◆ **PROBLEM**:
Could you copy the data that follows exactly as written, but drop the pictures?
(RECORD EXTRACTS Opens)
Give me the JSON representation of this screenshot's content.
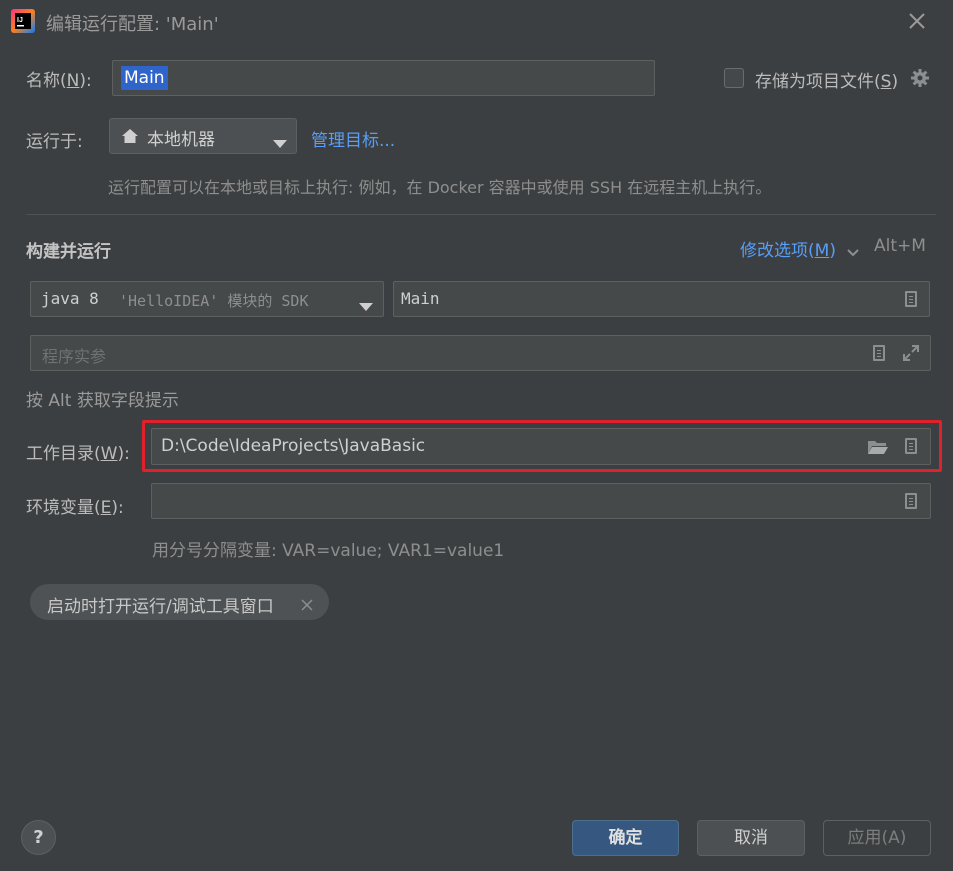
{
  "title": {
    "text": "编辑运行配置: 'Main'"
  },
  "name_row": {
    "label_prefix": "名称(",
    "label_mnemonic": "N",
    "label_suffix": "):",
    "value": "Main",
    "store_prefix": "存储为项目文件(",
    "store_mnemonic": "S",
    "store_suffix": ")"
  },
  "run_on": {
    "label": "运行于:",
    "selected": "本地机器",
    "manage_link": "管理目标...",
    "hint": "运行配置可以在本地或目标上执行: 例如，在 Docker 容器中或使用 SSH 在远程主机上执行。"
  },
  "build": {
    "section_title": "构建并运行",
    "modify_prefix": "修改选项(",
    "modify_mnemonic": "M",
    "modify_suffix": ")",
    "modify_shortcut": "Alt+M",
    "sdk_main": "java 8",
    "sdk_detail": "'HelloIDEA' 模块的 SDK",
    "main_class": "Main",
    "program_args_placeholder": "程序实参",
    "alt_hint": "按 Alt 获取字段提示"
  },
  "workdir": {
    "label_prefix": "工作目录(",
    "label_mnemonic": "W",
    "label_suffix": "):",
    "value": "D:\\Code\\IdeaProjects\\JavaBasic"
  },
  "env": {
    "label_prefix": "环境变量(",
    "label_mnemonic": "E",
    "label_suffix": "):",
    "value": "",
    "hint": "用分号分隔变量: VAR=value; VAR1=value1"
  },
  "chip": {
    "label": "启动时打开运行/调试工具窗口"
  },
  "footer": {
    "help": "?",
    "ok": "确定",
    "cancel": "取消",
    "apply": "应用(A)"
  },
  "colors": {
    "background": "#3c3f41",
    "field": "#45494a",
    "link": "#589df6",
    "primary_button": "#365880",
    "highlight_border": "#e0202a"
  }
}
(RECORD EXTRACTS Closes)
◆ **ANSWER SPACE**:
Give me the JSON representation of this screenshot's content.
{
  "title": {
    "text": "编辑运行配置: 'Main'"
  },
  "name_row": {
    "label_prefix": "名称(",
    "label_mnemonic": "N",
    "label_suffix": "):",
    "value": "Main",
    "store_prefix": "存储为项目文件(",
    "store_mnemonic": "S",
    "store_suffix": ")"
  },
  "run_on": {
    "label": "运行于:",
    "selected": "本地机器",
    "manage_link": "管理目标...",
    "hint": "运行配置可以在本地或目标上执行: 例如，在 Docker 容器中或使用 SSH 在远程主机上执行。"
  },
  "build": {
    "section_title": "构建并运行",
    "modify_prefix": "修改选项(",
    "modify_mnemonic": "M",
    "modify_suffix": ")",
    "modify_shortcut": "Alt+M",
    "sdk_main": "java 8",
    "sdk_detail": "'HelloIDEA' 模块的 SDK",
    "main_class": "Main",
    "program_args_placeholder": "程序实参",
    "alt_hint": "按 Alt 获取字段提示"
  },
  "workdir": {
    "label_prefix": "工作目录(",
    "label_mnemonic": "W",
    "label_suffix": "):",
    "value": "D:\\Code\\IdeaProjects\\JavaBasic"
  },
  "env": {
    "label_prefix": "环境变量(",
    "label_mnemonic": "E",
    "label_suffix": "):",
    "value": "",
    "hint": "用分号分隔变量: VAR=value; VAR1=value1"
  },
  "chip": {
    "label": "启动时打开运行/调试工具窗口"
  },
  "footer": {
    "help": "?",
    "ok": "确定",
    "cancel": "取消",
    "apply": "应用(A)"
  },
  "colors": {
    "background": "#3c3f41",
    "field": "#45494a",
    "link": "#589df6",
    "primary_button": "#365880",
    "highlight_border": "#e0202a"
  }
}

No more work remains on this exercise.